Kautz, Markus, Anthoni, Peter, Meddens, Arjan J. H., Pugh, Thomas A. M., Arneth, Almut
Global change biology 2018 v.24 no.5 pp. 2079-2092
bark beetles, carbon, carbon cycle, defoliation, forest ecosystems, herbivores, organic matter, pathogens, simulation models, temperate forests, tree mortality, wildlife, United States
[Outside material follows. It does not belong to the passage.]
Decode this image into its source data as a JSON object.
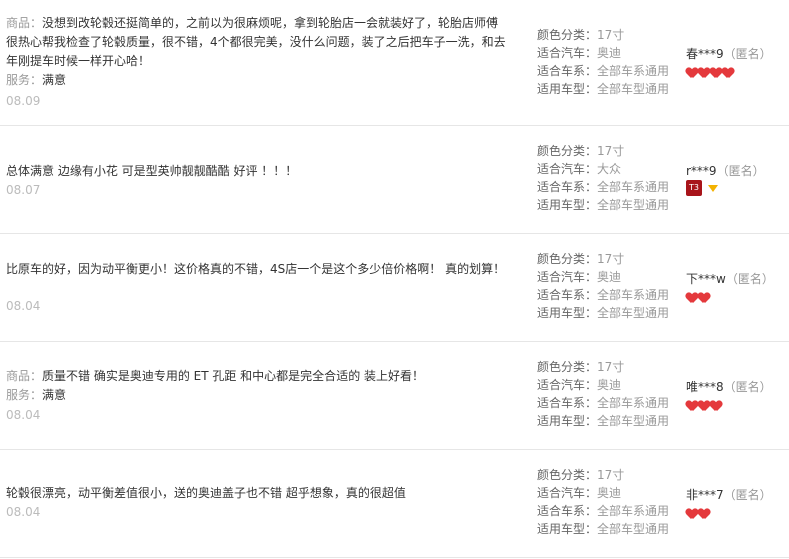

Biotic disturbances (BDs, for example, insects, pathogens, and wildlife herbivory) substantially affect boreal and temperate forest ecosystems globally. However, accurate impact assessments comprising larger spatial scales are lacking to date although these are critically needed given the expected disturbance intensification under a warming climate. Hence, our quantitative knowledge on current and future BD impacts, for example, on forest carbon (C) cycling, is strongly limited. We extended a dynamic global vegetation model to simulate ecosystem response to prescribed tree mortality and defoliation due to multiple biotic agents across United States forests during the period 1997–2015, and quantified the BD‐induced vegetation C loss, that is, C fluxes from live vegetation to dead organic matter pools. Annual disturbance fractions separated by BD type (tree mortality and defoliation) and agent (bark beetles, defoliator insects, other insects, pathogens, and other biotic agents) were calculated at 0.5° resolution from aerial‐surveyed data and applied within the model. Simulated BD‐induced C fluxes totaled 251.6 Mt C (annual mean: 13.2 Mt C year⁻¹, SD ±7.3 Mt C year⁻¹ between years) across the study domain, to which tree mortality contributed 95% and defoliation 5%. Among BD agents, bark beetles caused most C fluxes (61%), and total insect‐induced C fluxes were about five times larger compared to non‐insect agents, for example, pathogens and wildlife. Our findings further demonstrate that BD‐induced C cycle impacts (i) displayed high spatio‐temporal variability, (ii) were dominated by different agents across BD types and regions, and (iii) were comparable in magnitude to fire‐induced impacts. This study provides the first ecosystem model‐based assessment of BD‐induced impacts on forest C cycling at the continental scale and going beyond single agent‐host systems, thus allowing for comparisons across regions, BD types, and agents. Ultimately, a perspective on the potential and limitations of a more process‐based incorporation of multiple BDs in ecosystem models is offered.